The BJP with a majority of its own should try and utilize these five years to prove why it’s a party with a difference which can only be done by providing world class governance facilities to the people of this country.
Considering the massive mandate which this government possesses, it would be foolish to believe that the BJP would not complete its tenure in office. If the hapless UPA government under Dr Manmohan Singh can remain in power for ten years then the BJP can be expected to easily survive five years in office with a Prime Minister who is a naturally gifted orator and communicator. However, the challenge for the BJP lies not in occupying office as it was in the case of the politically fragile Congress led UPA. The BJP with a majority of its own should try and utilize these five years to prove why it’s a party with a difference which can only be done by providing world class governance facilities to the people of this country. Simultaneously the central government has to nurture an environment of pluralism and harmony where minorities are not threatened and intimidated. Very importantly, the government also has to protect the right to free speech of the citizens of this country as long as they do not transgress the reasonable restrictions in regards to the same.
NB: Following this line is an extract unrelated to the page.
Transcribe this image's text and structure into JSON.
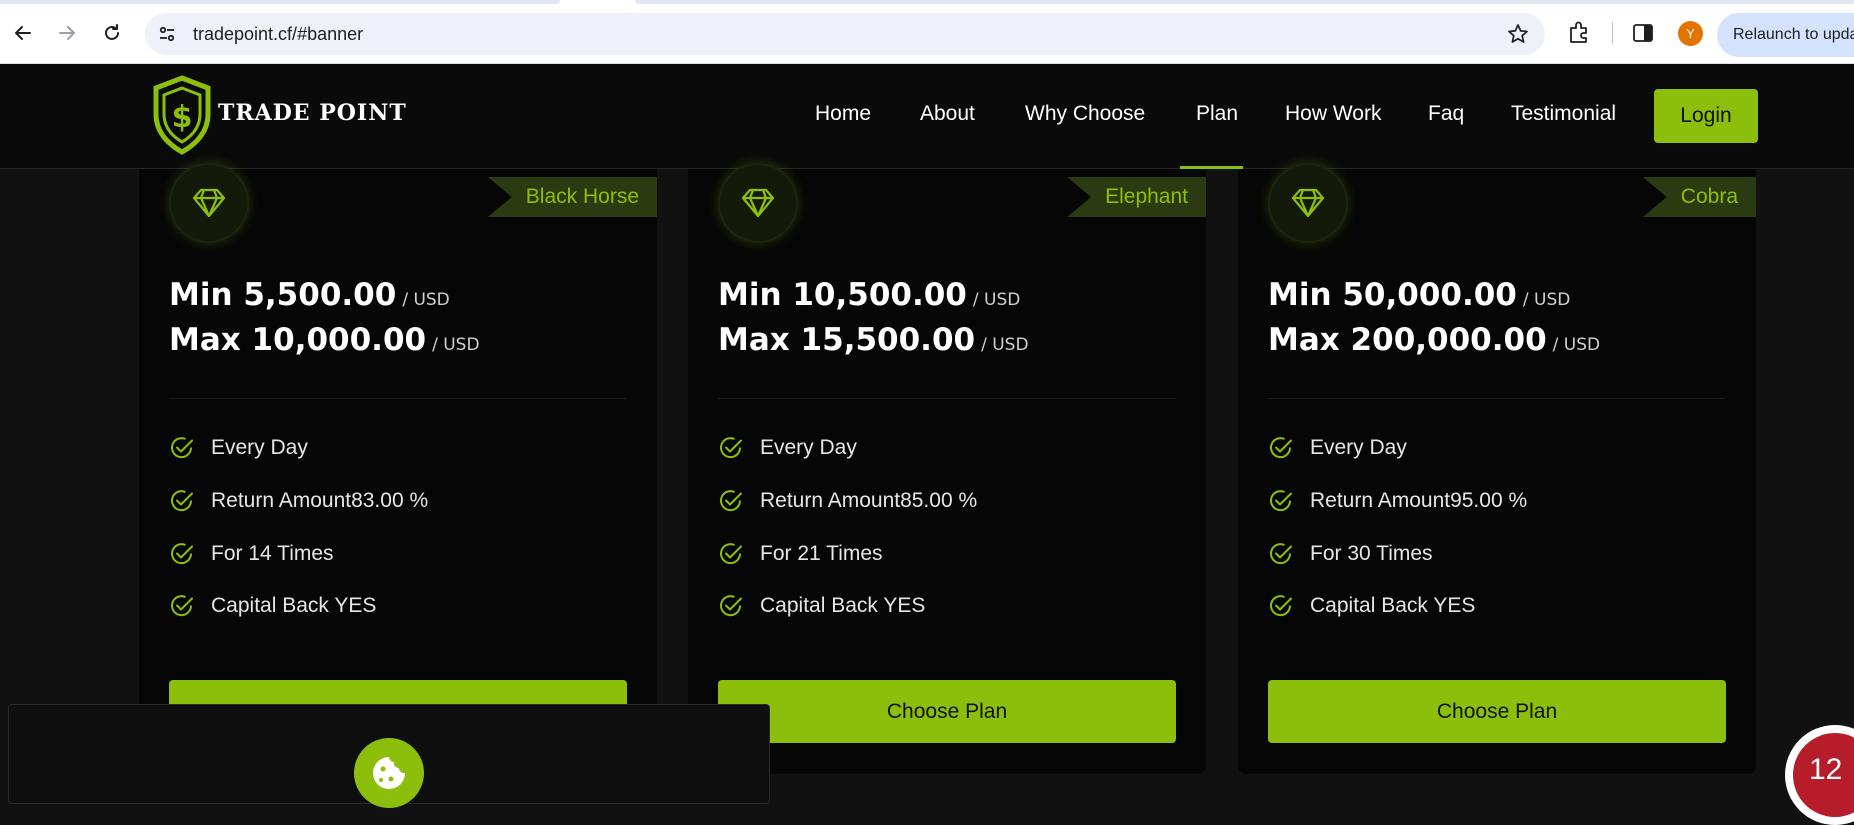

The views expressed above are author’s own and do not represent this organization.
Photograph by Muhabit ul Haq